• GIVEN DATA
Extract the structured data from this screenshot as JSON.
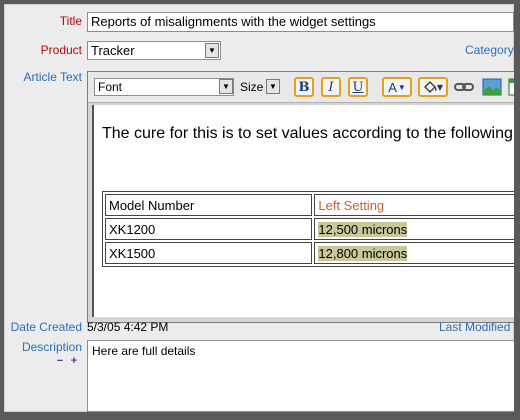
{
  "form": {
    "title": {
      "label": "Title",
      "value": "Reports of misalignments with the widget settings"
    },
    "product": {
      "label": "Product",
      "value": "Tracker"
    },
    "category": {
      "label": "Category"
    },
    "article_text": {
      "label": "Article Text"
    },
    "date_created": {
      "label": "Date Created",
      "value": "5/3/05 4:42 PM"
    },
    "last_modified": {
      "label": "Last Modified"
    },
    "description": {
      "label": "Description",
      "value": "Here are full details"
    }
  },
  "toolbar": {
    "font_value": "Font",
    "size_value": "Size",
    "bold_label": "B",
    "italic_label": "I",
    "underline_label": "U",
    "font_color_label": "A"
  },
  "editor": {
    "paragraph": "The cure for this is to set values according to the following",
    "table": {
      "headers": [
        "Model Number",
        "Left Setting"
      ],
      "rows": [
        [
          "XK1200",
          "12,500 microns"
        ],
        [
          "XK1500",
          "12,800 microns"
        ]
      ]
    }
  },
  "colors": {
    "required_label": "#c00000",
    "optional_label": "#2a6ebb",
    "highlight": "#c8c89a",
    "header_accent": "#c0603a"
  }
}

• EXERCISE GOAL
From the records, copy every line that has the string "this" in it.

• EXPECTED ANSWER
Extract the structured data from this screenshot as JSON.
    "paragraph": "The cure for this is to set values according to the following",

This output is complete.